The system of checks and balances laid down by the doctrine of Separation of powers
in US constitution prevents the misuse of power given to the institutions. The powers to run the affairs of the USA are divided among three branches; the Legislative Branch
(Congress) which consists of the Senate
(Upper House) and the House of Representatives
(Lower House), Executive Branch
(headed by President) and the Judiciary.
These powers are divided in such a way that they provide a check upon the other institutions thus balancing the power.
1. Checks by Legislative Branch:
The legislative branch or the Congress is given the powers to make laws. As said before, Congress consists of two houses; Senate (Upper House) and the House of Representatives (Lower House). Senate
has 100 members in which every state has 2 members. House of Representatives
consists of 435 members in which the number of representatives from each state depends on the state’s population. It has the following checks on other institutions.
1.1 Checks over Executive Branch:
- Senate approves the presidential appointments of judges and Executive Department Heads as it recently did in case of John Kerry (Secretary of the State), John Brenan (Director CIA) etc.
- Senate ratifies the treaties wanted by the President.
- The House of Representatives may impeach and the Senate may remove the executive Head (Andrew Johnson and Bill Clinton charged by the House of Representatives but acquitted by the Senate).
- May start investigation, especially against the Executive Branch (e.g. Watergate scandal in Nixon’s era lead to Nixon’s resignation).
- May override Presidential vetoes with two third majority.
- Power to enact taxes and allocate funds to any executive functions.
1.2 Checks over Judicial Branch:
- Senate approves appointment of judges
- Power to alter the size of Court
- May remove judges through impeachment (Samuel Chase case)
- Legislative branch also has the power of creating lower courts
2. Checks by Executive Branch:
The Executive Branch (President, Vice President and President’s Cabinet) is responsible for carrying out the laws.

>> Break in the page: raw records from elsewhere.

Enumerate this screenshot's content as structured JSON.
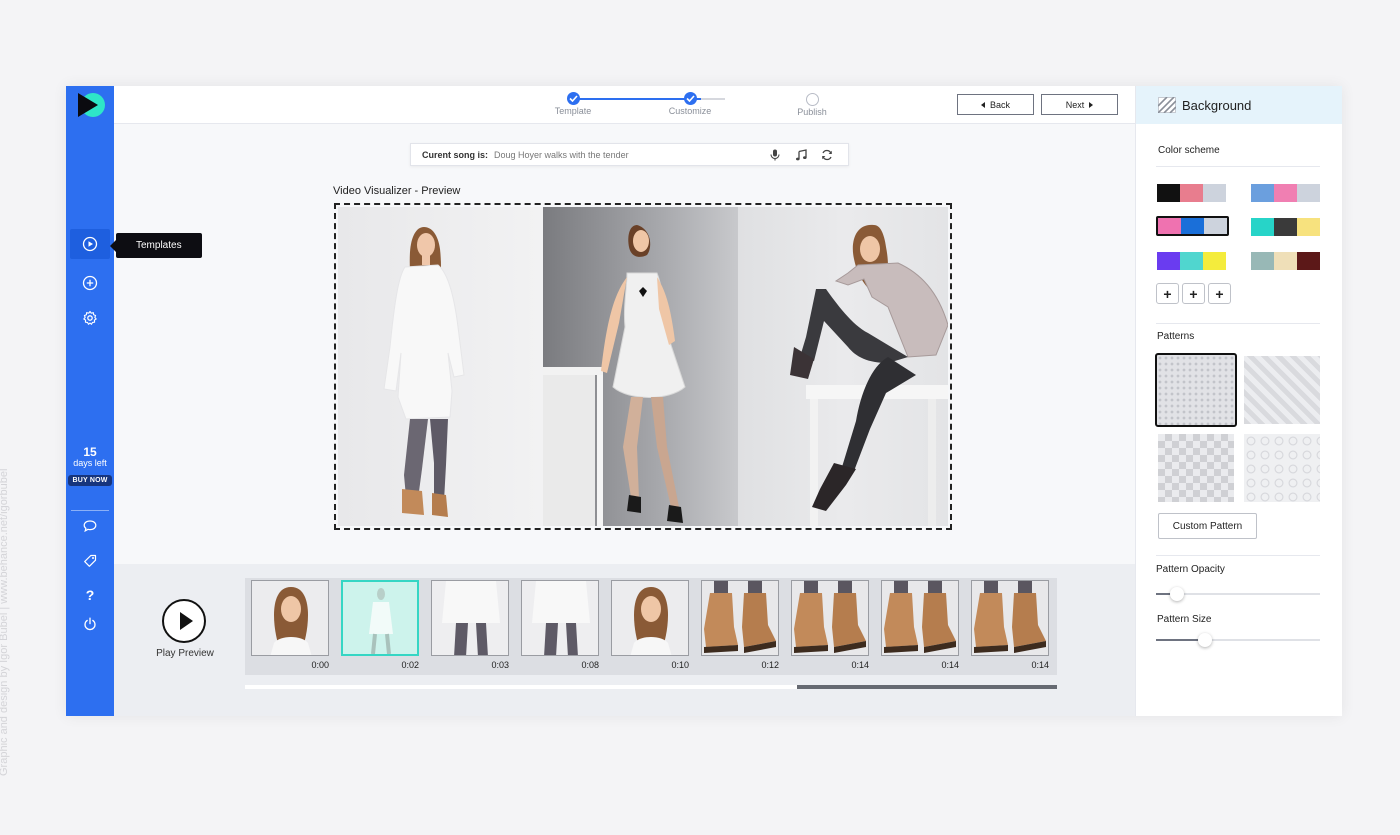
{
  "watermark": "Graphic and design by Igor Bubel | www.behance.net/igorbubel",
  "sidebar": {
    "nav": [
      {
        "name": "templates",
        "icon": "play-circle-icon",
        "active": true
      },
      {
        "name": "add",
        "icon": "plus-circle-icon",
        "active": false
      },
      {
        "name": "settings",
        "icon": "gear-icon",
        "active": false
      }
    ],
    "trial": {
      "days": "15",
      "days_label": "days left",
      "buy_label": "BUY NOW"
    },
    "bottom": [
      {
        "name": "chat",
        "icon": "chat-bubble-icon"
      },
      {
        "name": "tag",
        "icon": "tag-icon"
      },
      {
        "name": "help",
        "icon": "question-mark-icon",
        "glyph": "?"
      },
      {
        "name": "power",
        "icon": "power-icon"
      }
    ],
    "tooltip": "Templates"
  },
  "stepper": {
    "steps": [
      {
        "label": "Template",
        "done": true
      },
      {
        "label": "Customize",
        "done": true
      },
      {
        "label": "Publish",
        "done": false
      }
    ]
  },
  "topbar": {
    "back_label": "Back",
    "next_label": "Next"
  },
  "song": {
    "label": "Curent song is:",
    "value": "Doug Hoyer walks with the tender",
    "icons": [
      "microphone-icon",
      "music-note-icon",
      "refresh-icon"
    ]
  },
  "preview": {
    "title": "Video Visualizer - Preview"
  },
  "timeline": {
    "play_label": "Play Preview",
    "thumbs": [
      {
        "time": "0:00",
        "kind": "portrait",
        "selected": false
      },
      {
        "time": "0:02",
        "kind": "figure",
        "selected": true
      },
      {
        "time": "0:03",
        "kind": "legs",
        "selected": false
      },
      {
        "time": "0:08",
        "kind": "legs",
        "selected": false
      },
      {
        "time": "0:10",
        "kind": "portrait",
        "selected": false
      },
      {
        "time": "0:12",
        "kind": "boots",
        "selected": false
      },
      {
        "time": "0:14",
        "kind": "boots",
        "selected": false
      },
      {
        "time": "0:14",
        "kind": "boots",
        "selected": false
      },
      {
        "time": "0:14",
        "kind": "boots",
        "selected": false
      }
    ],
    "scroll_position": 0.68
  },
  "panel": {
    "title": "Background",
    "title_icon": "stripes-icon",
    "color_scheme_label": "Color scheme",
    "swatches": [
      {
        "colors": [
          "#111111",
          "#e87d8e",
          "#cdd3dd"
        ],
        "selected": false
      },
      {
        "colors": [
          "#6b9fde",
          "#f07fb2",
          "#cdd3dd"
        ],
        "selected": false
      },
      {
        "colors": [
          "#ef72b0",
          "#1a6fd9",
          "#cdd3dd"
        ],
        "selected": true
      },
      {
        "colors": [
          "#27d4c8",
          "#3a3a3a",
          "#f7e27e"
        ],
        "selected": false
      },
      {
        "colors": [
          "#6a3cf0",
          "#50d6cf",
          "#f4ec3c"
        ],
        "selected": false
      },
      {
        "colors": [
          "#98b8b6",
          "#efdfb8",
          "#5c1818"
        ],
        "selected": false
      }
    ],
    "add_buttons": [
      "+",
      "+",
      "+"
    ],
    "patterns_label": "Patterns",
    "patterns": [
      {
        "name": "dots",
        "selected": true
      },
      {
        "name": "stripes",
        "selected": false
      },
      {
        "name": "diamonds",
        "selected": false
      },
      {
        "name": "circles",
        "selected": false
      }
    ],
    "custom_pattern_label": "Custom Pattern",
    "opacity_label": "Pattern Opacity",
    "opacity_value": 0.13,
    "size_label": "Pattern Size",
    "size_value": 0.3
  }
}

It has a number of checks over the other two branches.
2.1 Checks over Legislative Branch:
- President can veto a bill passed by Congress.
- Can recommend legislation
- Power to call special session of the Congress
- Vice President is the head of the Senate and he can vote to break a tie.
- May force adjournment when both houses do not agree on adjournment.
2.2 Checks over Judicial Branch:
- President appoints judges of Supreme Court
- Has the power to grant pardon to convicted persons, except case of impeachment.
3. Judicial Branch's checks:
Judicial branch is given the power to interpret the laws.
3.1 Checks on Executive Branch:
- Courts can judge executive actions to be unconstitutional through the powers of judicial Review.
- Chief Justice sits as the President of the Senate during Presidential Impeachment.
3.2 Checks on Legislative Branch:
- Courts can judge legislative actions to be unconstitutional e.g. Marbury v. Madison: It was the first Supreme Court decision to declare an act of Congress unconstitutional. This established judicial review. The judge said that the constitution must have precedence over the laws passed by the Congress. Similarly the Dred Scot case of 1857 and Missouri Compromise also proved Supremacy of Constitution and a check on Congress actions.
- Determines how the congress meant the law to apply in disputes
The system of checks and balances has worked well throughout the course of American history. Although some huge clashes have occurred in the past when one institution opposed the decision of another institution like when laws have been vetoed or appointees have been rejected or laws declared unconstitutional but these all were done to maintain a balance between all the institutions and have occurred rarely. Overall, the system of checks and balances has always achieved a workable environment with institutions dominating the others.